Indianapolis Responders Ready For The Big Game

Indianapolis EMS is ready for Sunday's kick off, working closely with Indianapolis firefighters in an integrated command and management system.


“The game allows us to test the plan,” Priest said. “We think it is completely transferable to other events anywhere.”

The Super Care Clinic will be available to any visitor who might have a minor injury or illness that doesn’t need, or want, emergency room care, Priest said.

Chest pain, difficulty breathing and severe trauma calls will be transported to one of the city’s hospitals for more definitive care.

Doctors and support staff from the region’s hospitals will provide the care and many are providing service at or below cost, Priest said. “Nobody is making money on this. That’s not the intent.”

Patients who opt into Super Care Clinic service will be charged a flat fee of $80 which will include any testing that might be required and basic treatment, Priest said.

As for MESH, Priest said it’s a public/private non-profit agency based in Indianapolis that works with emergency service agencies in the region to respond to emergency events and to sustain efforts and remain viable through recovery.

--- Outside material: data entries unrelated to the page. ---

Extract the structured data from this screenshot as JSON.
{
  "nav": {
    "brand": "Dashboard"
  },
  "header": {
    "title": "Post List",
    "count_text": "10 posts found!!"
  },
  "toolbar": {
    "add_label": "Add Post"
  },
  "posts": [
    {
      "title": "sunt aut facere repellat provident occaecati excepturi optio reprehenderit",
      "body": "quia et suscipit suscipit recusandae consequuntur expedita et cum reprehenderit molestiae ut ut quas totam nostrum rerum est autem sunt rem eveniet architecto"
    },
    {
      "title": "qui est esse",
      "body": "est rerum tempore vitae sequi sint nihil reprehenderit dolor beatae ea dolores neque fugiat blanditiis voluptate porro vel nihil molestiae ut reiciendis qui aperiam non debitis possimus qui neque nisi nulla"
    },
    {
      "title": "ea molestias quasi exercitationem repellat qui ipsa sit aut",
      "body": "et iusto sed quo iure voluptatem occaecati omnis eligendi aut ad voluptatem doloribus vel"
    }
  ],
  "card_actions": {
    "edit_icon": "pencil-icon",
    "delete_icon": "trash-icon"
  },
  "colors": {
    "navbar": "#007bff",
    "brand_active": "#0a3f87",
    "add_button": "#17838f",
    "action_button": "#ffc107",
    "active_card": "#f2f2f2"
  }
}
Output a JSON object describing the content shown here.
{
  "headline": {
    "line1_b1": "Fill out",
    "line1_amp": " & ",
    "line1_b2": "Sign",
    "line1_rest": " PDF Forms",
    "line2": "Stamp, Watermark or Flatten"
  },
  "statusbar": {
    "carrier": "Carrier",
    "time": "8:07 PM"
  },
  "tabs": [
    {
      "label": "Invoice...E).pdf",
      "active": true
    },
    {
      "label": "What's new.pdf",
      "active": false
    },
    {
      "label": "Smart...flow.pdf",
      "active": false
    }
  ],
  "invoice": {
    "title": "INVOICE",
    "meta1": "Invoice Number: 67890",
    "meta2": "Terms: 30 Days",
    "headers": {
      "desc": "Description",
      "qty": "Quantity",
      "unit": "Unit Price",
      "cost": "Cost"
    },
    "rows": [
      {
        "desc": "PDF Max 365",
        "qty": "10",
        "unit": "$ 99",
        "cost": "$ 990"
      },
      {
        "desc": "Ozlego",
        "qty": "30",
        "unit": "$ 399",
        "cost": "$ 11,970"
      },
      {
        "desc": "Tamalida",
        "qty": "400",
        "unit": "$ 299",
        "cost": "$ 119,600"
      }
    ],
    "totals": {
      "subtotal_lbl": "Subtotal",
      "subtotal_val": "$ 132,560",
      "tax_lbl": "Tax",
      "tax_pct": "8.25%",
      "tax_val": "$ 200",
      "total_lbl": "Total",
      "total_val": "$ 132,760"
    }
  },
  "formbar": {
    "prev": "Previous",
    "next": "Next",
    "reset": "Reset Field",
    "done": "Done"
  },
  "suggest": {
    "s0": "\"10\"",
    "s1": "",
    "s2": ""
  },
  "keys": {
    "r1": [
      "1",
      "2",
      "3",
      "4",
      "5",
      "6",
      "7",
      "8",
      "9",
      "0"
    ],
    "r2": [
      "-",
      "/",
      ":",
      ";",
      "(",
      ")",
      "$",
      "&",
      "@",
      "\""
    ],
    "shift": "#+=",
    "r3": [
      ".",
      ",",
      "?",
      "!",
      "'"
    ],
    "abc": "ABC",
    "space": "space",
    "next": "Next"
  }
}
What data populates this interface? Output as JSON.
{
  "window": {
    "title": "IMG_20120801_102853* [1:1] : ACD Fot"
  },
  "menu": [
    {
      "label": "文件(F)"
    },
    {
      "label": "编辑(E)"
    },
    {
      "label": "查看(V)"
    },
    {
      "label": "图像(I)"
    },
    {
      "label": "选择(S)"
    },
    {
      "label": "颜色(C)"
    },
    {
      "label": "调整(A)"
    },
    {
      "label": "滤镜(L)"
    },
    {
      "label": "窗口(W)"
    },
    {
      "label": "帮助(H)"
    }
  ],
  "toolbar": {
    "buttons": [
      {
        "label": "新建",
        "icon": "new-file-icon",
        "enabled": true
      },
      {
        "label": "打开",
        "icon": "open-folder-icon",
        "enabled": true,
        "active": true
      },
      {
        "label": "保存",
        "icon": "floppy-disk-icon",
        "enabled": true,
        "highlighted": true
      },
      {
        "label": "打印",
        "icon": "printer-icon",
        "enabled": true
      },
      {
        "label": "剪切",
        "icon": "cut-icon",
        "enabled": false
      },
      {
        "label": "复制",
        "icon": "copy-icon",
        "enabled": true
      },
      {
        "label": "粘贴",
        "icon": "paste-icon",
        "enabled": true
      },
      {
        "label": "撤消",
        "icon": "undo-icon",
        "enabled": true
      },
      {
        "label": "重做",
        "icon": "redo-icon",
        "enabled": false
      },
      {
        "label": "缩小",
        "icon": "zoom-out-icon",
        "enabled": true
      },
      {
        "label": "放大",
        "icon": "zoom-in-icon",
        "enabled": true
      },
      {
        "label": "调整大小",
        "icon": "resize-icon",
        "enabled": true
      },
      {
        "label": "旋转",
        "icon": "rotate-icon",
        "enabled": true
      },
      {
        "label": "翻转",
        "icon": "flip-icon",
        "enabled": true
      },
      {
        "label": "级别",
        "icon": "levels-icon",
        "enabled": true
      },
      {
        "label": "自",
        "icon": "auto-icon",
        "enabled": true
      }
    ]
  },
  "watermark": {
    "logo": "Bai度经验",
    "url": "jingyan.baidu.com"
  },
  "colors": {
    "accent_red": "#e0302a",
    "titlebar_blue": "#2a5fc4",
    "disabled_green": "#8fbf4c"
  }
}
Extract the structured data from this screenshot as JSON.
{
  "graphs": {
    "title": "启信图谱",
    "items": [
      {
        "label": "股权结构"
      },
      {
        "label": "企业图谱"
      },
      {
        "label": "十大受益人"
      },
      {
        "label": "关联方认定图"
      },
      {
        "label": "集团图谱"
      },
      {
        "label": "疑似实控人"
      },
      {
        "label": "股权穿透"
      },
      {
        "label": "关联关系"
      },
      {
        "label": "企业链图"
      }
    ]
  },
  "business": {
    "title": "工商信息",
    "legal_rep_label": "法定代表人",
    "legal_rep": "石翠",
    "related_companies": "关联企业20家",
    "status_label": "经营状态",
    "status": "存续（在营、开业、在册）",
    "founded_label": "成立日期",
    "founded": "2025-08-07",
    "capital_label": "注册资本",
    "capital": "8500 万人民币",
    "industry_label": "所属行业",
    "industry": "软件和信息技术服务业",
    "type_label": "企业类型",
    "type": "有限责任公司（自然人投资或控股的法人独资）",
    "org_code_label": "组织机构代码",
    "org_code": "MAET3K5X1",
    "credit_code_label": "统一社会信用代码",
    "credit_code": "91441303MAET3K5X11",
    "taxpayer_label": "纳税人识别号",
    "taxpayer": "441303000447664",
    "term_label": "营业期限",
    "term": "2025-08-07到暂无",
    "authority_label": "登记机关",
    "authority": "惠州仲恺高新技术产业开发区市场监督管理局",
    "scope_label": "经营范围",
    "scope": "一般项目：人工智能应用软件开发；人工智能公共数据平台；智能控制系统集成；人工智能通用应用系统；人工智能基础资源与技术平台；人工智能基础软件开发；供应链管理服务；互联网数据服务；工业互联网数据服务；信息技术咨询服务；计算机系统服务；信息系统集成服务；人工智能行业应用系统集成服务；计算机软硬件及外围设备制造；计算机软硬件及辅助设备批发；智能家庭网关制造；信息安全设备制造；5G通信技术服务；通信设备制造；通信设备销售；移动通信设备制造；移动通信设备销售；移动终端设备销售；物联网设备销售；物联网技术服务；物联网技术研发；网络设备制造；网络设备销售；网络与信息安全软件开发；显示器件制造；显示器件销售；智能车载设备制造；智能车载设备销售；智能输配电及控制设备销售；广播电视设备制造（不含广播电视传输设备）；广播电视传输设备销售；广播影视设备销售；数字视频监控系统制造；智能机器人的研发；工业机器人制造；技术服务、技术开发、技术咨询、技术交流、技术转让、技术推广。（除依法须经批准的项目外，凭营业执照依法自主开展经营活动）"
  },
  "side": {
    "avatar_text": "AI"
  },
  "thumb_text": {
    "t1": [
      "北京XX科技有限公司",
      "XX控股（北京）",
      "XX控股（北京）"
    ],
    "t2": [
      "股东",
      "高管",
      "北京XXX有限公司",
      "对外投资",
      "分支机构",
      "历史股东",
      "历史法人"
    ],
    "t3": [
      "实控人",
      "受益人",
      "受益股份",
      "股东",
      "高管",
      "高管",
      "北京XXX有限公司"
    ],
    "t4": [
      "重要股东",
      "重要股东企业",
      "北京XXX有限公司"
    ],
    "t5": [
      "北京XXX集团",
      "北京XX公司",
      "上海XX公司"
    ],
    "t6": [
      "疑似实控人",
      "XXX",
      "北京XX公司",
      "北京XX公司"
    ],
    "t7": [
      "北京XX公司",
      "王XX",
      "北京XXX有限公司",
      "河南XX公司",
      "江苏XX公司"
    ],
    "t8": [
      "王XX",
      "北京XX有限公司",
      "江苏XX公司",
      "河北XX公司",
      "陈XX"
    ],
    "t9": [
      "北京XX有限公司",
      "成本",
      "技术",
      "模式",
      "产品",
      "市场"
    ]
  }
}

Its mission during the duration of Super Bowl is to relieve the burden on local hospitals, Priest said.

Ford, Indianapolis EMS administration chief, said his providers have full discretion over where patients are taken based on protocols and the provider’s best judgment.

As for the injuries and illnesses anticipated, Ford said it’s difficult to predict precisely what will happen. However, experience shows many of the calls will be for trip and fall injuries and minor lacerations as well as dealing with the consequences of imbibing.

With lots of parties and open bars, Ford is anticipating dealing with many intoxicated patients during the event. Some will just be sick, others might be unconscious and the providers will decide where the individuals need to be to receive appropriate care.

Ford said he expects approximately 50 calls per day with as many as 50 percent of those patients requiring transport for care. It’s obviously difficult to predict call volume, and that’s why planning and preparedness are so important, he said.

“We’re pretty used to this type of event with the Indianapolis 500 and the Brickyard,” Ford said.

Ford is confident his team is ready for whatever happens and he’s pleased with the extra levels of security to make sure everyone is safe. It makes it a bit more challenging to move people, vehicles and equipment around, but it’s worth it.

“It’s all about logistics,” Ford said. “It’s something we do every day.”